Perhaps the reason behind the demise of Men of a Certain Age is that folks were expecting Raymond part two and were disappointed in what they saw. If that was the judgment then some re-evaluation of these expectations should be done. Ray Romano is not different from his former show to this one; he has evolved and refined himself, and that is what is encouraging to see long after Men wrapped.The Discs:
The show is presented in 1.78:1 anamorphic widescreen, with the results being good. The show is shot with one camera and mostly handheld, and this natural look is replicated well, with colors looking great, whether it is the greens of a golf course, the vibrant colors on the new cars, or the colder more artificial offices. There is no edge enhancement or image haloing, everything looks as good as I would expect a recently broadcast show to look.Audio:
Dolby Digital 5.1 surround for all of the episodes which is not surprising. What I was surprised by was how much the subwoofer is involved with the listening experience. Dialogue sounds clean as a whistle but the show includes a good number of songs in it (the show's opening credits are set to the Beach Boys' "When I Grow Up"), and while it is devoid of a constant murmur of environmental noise, there is enough subtleties in the rear channels that listening to the show is slightly immersive and worth the experience.Extras:
Warner (and more specifically Romano) have decided to empty whatever was in the storage room for the farewell of Men, starting with commentaries on all episodes from Romano and Royce. While they are not joined by either Braugher or Bakula, the respective writer or director of each episode appears, and Manfrellotti pops up from time to time. The tracks were recorded after the show's cancellation announcement and Romano and Royce light a candle for it, especially during particularly dramatic moments. There are times when the participants watch the show and laugh at the moments onscreen, and other times when they get into the character motivations and story arcs during it. The talk about a post-show movie is even brought up, along with the comparison on Romano's work here to his work on Raymond. The tracks were recorded out of production order and it shows when one listens to the commentaries, but they are generally worth listening to, especially if (as Royce says) you REALLY care about these things.
The remaining extras are decent as well. "The Bitter/Sweet 50" (20:13) is on Disc One and examines what the show means, and thoughts on the characters and storytelling perspectives. It covers how to handle the drama, comedy and the awkward, and even shows the Peabody ceremony that the cast was recognized in. While it does have some mild spoilers in it, it is worth the time to watch. Disc Two includes two behind the scenes featurettes made specifically for TNT: "One on One with Ray Romano" (2:32) and "Favorite Scenes from the Cast" (2:09) are self-explanatory, while the "Scarpula Rap Video" (:54) is funny and from an episode in the season. A gag reel (9:29) is somewhat funny to boot. Disc Three has a trunk full of deleted scenes (39, 47:15), some of which include excised moments from Season One and are worth the time in exploring.Final Thoughts:
The second (and final) season of Men of a Certain Age may serve as a dirt-shoveling for some, but for this viewer I saw continued superb work by Andre Braugher and a new facet to Ray Romano's abilities that makes me curious as to what the latter has in store next.

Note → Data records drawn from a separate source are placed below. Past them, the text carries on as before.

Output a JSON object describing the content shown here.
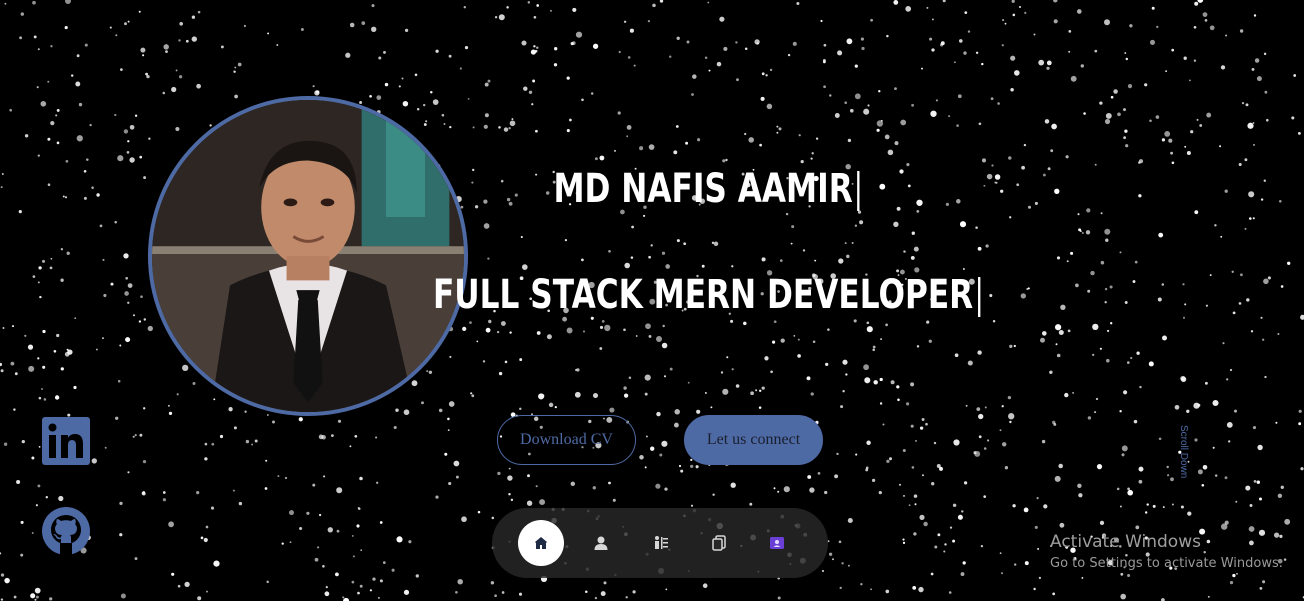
{
  "hero": {
    "name": "MD NAFIS AAMIR",
    "role": "FULL STACK MERN DEVELOPER"
  },
  "buttons": {
    "download_cv": "Download CV",
    "connect": "Let us connect"
  },
  "side": {
    "scroll_down": "Scroll Down"
  },
  "nav": {
    "items": [
      {
        "icon": "home-icon",
        "active": true
      },
      {
        "icon": "user-icon",
        "active": false
      },
      {
        "icon": "experience-icon",
        "active": false
      },
      {
        "icon": "portfolio-icon",
        "active": false
      },
      {
        "icon": "contact-icon",
        "active": false
      }
    ]
  },
  "social": [
    {
      "icon": "linkedin-icon"
    },
    {
      "icon": "github-icon"
    }
  ],
  "watermark": {
    "title": "Activate Windows",
    "subtitle": "Go to Settings to activate Windows."
  },
  "colors": {
    "accent": "#4e6aa5",
    "purple": "#6a3fd6",
    "background": "#000000"
  }
}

Technically the set looks good and from a bonus perspective there is enough for the Romano fan (much less the Men fan) to whet their collective whistles to. Worth renting at the very least with an eye to buying for purveyors of good television.